> **ABOUT THIS TASK**: Copy every line from the records below that holds the word "Microsoft".

> **DATA TO EXAMINE**:
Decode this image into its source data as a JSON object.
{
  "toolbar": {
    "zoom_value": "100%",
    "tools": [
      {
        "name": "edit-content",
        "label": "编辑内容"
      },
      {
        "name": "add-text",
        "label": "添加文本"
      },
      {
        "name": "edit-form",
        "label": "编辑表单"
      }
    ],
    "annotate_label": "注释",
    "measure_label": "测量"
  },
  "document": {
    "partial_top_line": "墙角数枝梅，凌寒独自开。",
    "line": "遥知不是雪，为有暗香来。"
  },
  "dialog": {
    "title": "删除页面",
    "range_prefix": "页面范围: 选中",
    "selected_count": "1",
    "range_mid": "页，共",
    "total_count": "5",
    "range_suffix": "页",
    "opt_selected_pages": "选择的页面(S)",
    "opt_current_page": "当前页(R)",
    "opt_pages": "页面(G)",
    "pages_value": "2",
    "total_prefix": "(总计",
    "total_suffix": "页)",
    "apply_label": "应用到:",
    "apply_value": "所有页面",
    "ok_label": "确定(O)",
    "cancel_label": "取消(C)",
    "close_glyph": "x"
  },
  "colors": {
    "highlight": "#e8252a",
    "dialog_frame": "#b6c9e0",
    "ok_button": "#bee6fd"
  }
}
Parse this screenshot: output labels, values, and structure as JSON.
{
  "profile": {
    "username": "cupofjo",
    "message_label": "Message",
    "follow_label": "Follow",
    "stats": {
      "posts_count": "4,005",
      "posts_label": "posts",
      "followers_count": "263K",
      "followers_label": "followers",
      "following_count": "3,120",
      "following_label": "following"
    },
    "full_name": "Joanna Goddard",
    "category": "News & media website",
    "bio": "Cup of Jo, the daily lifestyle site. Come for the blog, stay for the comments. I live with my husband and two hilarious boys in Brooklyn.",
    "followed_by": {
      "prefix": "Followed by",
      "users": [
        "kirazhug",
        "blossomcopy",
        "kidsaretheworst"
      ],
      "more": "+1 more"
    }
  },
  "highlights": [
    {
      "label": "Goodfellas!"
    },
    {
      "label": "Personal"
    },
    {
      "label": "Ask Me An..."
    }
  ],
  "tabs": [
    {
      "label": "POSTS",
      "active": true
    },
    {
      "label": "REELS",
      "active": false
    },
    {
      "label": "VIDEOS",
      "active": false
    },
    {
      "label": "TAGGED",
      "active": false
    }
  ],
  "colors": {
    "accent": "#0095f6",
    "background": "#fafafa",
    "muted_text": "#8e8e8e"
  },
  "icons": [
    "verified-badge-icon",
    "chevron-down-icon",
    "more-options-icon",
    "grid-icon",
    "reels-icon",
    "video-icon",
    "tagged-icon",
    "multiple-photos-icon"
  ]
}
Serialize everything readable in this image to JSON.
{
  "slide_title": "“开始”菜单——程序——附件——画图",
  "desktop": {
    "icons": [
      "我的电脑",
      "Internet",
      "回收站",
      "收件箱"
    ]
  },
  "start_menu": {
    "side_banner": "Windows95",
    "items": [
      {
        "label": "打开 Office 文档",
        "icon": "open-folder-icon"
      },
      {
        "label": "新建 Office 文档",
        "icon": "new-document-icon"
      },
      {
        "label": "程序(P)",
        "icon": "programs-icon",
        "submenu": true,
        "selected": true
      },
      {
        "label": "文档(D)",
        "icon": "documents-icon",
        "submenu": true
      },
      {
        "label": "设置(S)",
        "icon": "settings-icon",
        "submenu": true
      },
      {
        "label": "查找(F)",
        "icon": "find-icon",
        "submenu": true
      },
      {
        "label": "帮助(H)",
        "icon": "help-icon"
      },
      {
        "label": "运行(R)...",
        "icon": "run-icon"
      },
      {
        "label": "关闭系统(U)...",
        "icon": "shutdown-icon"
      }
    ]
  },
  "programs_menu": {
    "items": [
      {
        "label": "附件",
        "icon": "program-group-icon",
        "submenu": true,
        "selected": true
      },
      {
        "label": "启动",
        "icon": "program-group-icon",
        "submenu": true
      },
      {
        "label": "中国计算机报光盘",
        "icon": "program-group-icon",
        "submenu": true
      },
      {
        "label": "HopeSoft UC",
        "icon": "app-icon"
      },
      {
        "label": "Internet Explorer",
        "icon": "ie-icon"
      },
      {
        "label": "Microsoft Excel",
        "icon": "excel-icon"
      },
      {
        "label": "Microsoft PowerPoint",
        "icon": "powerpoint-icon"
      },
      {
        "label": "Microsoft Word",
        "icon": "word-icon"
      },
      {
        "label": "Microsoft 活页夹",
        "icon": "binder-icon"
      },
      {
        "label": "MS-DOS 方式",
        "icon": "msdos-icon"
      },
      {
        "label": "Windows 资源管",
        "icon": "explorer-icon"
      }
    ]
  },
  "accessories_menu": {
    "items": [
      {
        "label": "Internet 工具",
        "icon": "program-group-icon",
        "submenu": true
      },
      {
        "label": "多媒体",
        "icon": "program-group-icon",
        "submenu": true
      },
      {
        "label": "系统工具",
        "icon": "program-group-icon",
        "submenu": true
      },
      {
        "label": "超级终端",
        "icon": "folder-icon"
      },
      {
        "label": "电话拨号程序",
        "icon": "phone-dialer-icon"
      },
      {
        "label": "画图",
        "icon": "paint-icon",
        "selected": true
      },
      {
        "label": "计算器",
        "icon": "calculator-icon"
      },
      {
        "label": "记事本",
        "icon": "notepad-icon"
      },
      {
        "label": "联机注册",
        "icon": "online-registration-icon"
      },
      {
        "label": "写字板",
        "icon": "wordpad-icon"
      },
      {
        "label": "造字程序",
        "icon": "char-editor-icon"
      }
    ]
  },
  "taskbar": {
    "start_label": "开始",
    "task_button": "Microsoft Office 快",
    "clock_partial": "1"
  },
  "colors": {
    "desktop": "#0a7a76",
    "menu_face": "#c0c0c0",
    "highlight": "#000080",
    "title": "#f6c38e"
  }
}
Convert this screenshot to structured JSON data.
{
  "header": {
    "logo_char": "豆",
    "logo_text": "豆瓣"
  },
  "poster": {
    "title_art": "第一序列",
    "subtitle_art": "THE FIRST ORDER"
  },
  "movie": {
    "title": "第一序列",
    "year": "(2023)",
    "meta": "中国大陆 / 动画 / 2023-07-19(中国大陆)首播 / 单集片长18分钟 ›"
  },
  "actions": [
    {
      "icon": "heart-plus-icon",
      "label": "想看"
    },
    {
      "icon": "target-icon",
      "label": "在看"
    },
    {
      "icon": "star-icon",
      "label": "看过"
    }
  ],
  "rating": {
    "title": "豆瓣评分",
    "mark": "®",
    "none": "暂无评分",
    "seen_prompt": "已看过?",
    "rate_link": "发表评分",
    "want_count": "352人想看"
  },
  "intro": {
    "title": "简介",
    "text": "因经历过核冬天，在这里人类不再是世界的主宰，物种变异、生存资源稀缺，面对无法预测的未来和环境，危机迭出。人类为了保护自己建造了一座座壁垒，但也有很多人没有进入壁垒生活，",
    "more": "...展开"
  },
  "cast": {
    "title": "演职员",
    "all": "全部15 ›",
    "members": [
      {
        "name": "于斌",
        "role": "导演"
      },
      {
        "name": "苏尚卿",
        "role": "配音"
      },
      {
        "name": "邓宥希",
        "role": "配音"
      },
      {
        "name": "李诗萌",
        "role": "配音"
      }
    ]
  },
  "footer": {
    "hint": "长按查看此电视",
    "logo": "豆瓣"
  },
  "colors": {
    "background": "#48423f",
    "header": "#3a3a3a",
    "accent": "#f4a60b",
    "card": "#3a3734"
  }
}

> **ANSWER SPACE**:
        "label": "Microsoft Excel",
        "label": "Microsoft PowerPoint",
        "label": "Microsoft Word",
        "label": "Microsoft 活页夹",
    "task_button": "Microsoft Office 快",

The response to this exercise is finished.